Cross-border health programs could reduce maternal and child deaths

A policy promoting "cross-border" health programs could contribute to reducing maternal and child mortality in Afghanistan, Pakistan, and Tajikistan, says an international team of health experts in this week's PLoS Medicine.

Gijs Walraven (Secrétariat de Son Altesse l'Aga Khan, Gouvieux, France) and colleagues based in Afghanistan, Pakistan, and Switzerland, say that health indicators, including levels of maternal and infant mortality, are very different in adjacent geographical border areas of Afghanistan, Pakistan, and Tajikistan. "These differences," they say "reflect the combined and complex interplay of elements within the different health systems, as well as political, economic, social, and cultural factors."

The authors argue that reducing maternal and child mortality requires "focus and balance in all of these dimensions" and can best be achieved through health service interventions underpinned by general development. They believe that a policy promoting cross-border health programs could immediately make available existing resources that could contribute to reducing maternal and child mortality in all three geographical locations.

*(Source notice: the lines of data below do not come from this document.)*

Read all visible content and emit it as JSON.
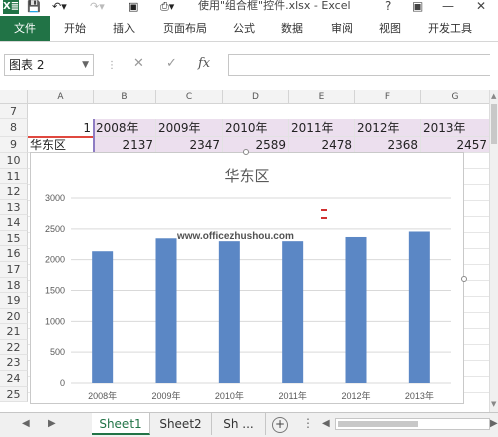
{
  "titlebar": {
    "logo": "X≣",
    "title": "使用\"组合框\"控件.xlsx - Excel",
    "help": "?",
    "minimize": "—",
    "close": "✕"
  },
  "ribbon": {
    "tabs": [
      "文件",
      "开始",
      "插入",
      "页面布局",
      "公式",
      "数据",
      "审阅",
      "视图",
      "开发工具"
    ]
  },
  "formula_bar": {
    "name_box": "图表 2",
    "fx": "fx"
  },
  "columns": [
    "A",
    "B",
    "C",
    "D",
    "E",
    "F",
    "G"
  ],
  "rows": [
    "7",
    "8",
    "9",
    "10",
    "11",
    "12",
    "13",
    "14",
    "15",
    "16",
    "17",
    "18",
    "19",
    "20",
    "21",
    "22",
    "23",
    "24",
    "25"
  ],
  "sheet": {
    "row8": [
      "1",
      "2008年",
      "2009年",
      "2010年",
      "2011年",
      "2012年",
      "2013年"
    ],
    "row9": [
      "华东区",
      "2137",
      "2347",
      "2589",
      "2478",
      "2368",
      "2457"
    ]
  },
  "chart_data": {
    "type": "bar",
    "title": "华东区",
    "categories": [
      "2008年",
      "2009年",
      "2010年",
      "2011年",
      "2012年",
      "2013年"
    ],
    "series": [
      {
        "values": [
          2137,
          2347,
          2300,
          2300,
          2368,
          2457
        ]
      }
    ],
    "yticks": [
      "3000",
      "2500",
      "2000",
      "1500",
      "1000",
      "500",
      "0"
    ],
    "ylim": [
      0,
      3000
    ],
    "grid": true,
    "bar_color": "#5b87c5",
    "watermark": "www.officezhushou.com"
  },
  "sheet_tabs": {
    "prev": "◀",
    "next": "▶",
    "tabs": [
      "Sheet1",
      "Sheet2",
      "Sh ..."
    ],
    "add": "+"
  },
  "accent_color": "#217346"
}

Citation: Walraven G, Manaseki-Holland S, Hussain A, Tomaro JB (2009) Improving maternal and child health in difficult environments: The case for "cross-border" health care. PLoS Med 6(1): e1000005. doi:10.1371/journal.pmed.1000005
medicine.plosjournals.org/perl … journal.pmed.1000005

Source: Public Library of Science


Explore further

High survival rate among children who have suffered from growth restriction

Citation: Cross-border health programs could reduce maternal and child deaths (2009, January 13) retrieved 26 June 2019 from https://medicalxpress.com/news/2009-01-cross-border-health-maternal-child-deaths.html
This document is subject to copyright. Apart from any fair dealing for the purpose of private study or research, no part may be reproduced without the written permission. The content is provided for information purposes only.
 shares

Feedback to editors

User comments

Please sign in to add a comment. Registration is free, and takes less than a minute. Read more